* **TASK STATEMENT**: Although the data below contains pictures, please reproduce only its words, exactly.

[Source records]
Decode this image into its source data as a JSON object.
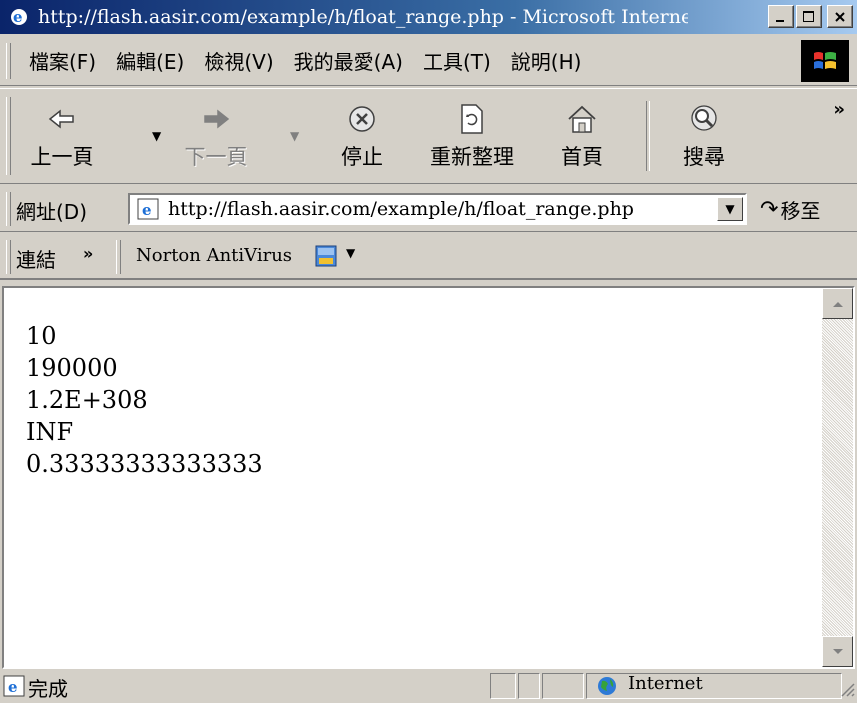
{
  "window": {
    "title": "http://flash.aasir.com/example/h/float_range.php - Microsoft Internet Exp..."
  },
  "menu": {
    "items": [
      "檔案(F)",
      "編輯(E)",
      "檢視(V)",
      "我的最愛(A)",
      "工具(T)",
      "說明(H)"
    ]
  },
  "toolbar": {
    "back_label": "上一頁",
    "forward_label": "下一頁",
    "stop_label": "停止",
    "refresh_label": "重新整理",
    "home_label": "首頁",
    "search_label": "搜尋"
  },
  "address": {
    "label": "網址(D)",
    "url": "http://flash.aasir.com/example/h/float_range.php",
    "go_label": "移至"
  },
  "links": {
    "label": "連結",
    "norton_label": "Norton AntiVirus"
  },
  "content": {
    "lines": [
      "10",
      "190000",
      "1.2E+308",
      "INF",
      "0.33333333333333"
    ]
  },
  "status": {
    "text": "完成",
    "zone": "Internet"
  },
  "colors": {
    "titlebar_start": "#0a246a",
    "titlebar_end": "#a6caf0",
    "chrome": "#d4d0c8"
  }
}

* **RESULT FOR THIS TASK**:
Decode this image into its source data as a JSON object.
{
  "window": {
    "title": "http://flash.aasir.com/example/h/float_range.php - Microsoft Internet Exp..."
  },
  "menu": {
    "items": [
      "檔案(F)",
      "編輯(E)",
      "檢視(V)",
      "我的最愛(A)",
      "工具(T)",
      "說明(H)"
    ]
  },
  "toolbar": {
    "back_label": "上一頁",
    "forward_label": "下一頁",
    "stop_label": "停止",
    "refresh_label": "重新整理",
    "home_label": "首頁",
    "search_label": "搜尋"
  },
  "address": {
    "label": "網址(D)",
    "url": "http://flash.aasir.com/example/h/float_range.php",
    "go_label": "移至"
  },
  "links": {
    "label": "連結",
    "norton_label": "Norton AntiVirus"
  },
  "content": {
    "lines": [
      "10",
      "190000",
      "1.2E+308",
      "INF",
      "0.33333333333333"
    ]
  },
  "status": {
    "text": "完成",
    "zone": "Internet"
  },
  "colors": {
    "titlebar_start": "#0a246a",
    "titlebar_end": "#a6caf0",
    "chrome": "#d4d0c8"
  }
}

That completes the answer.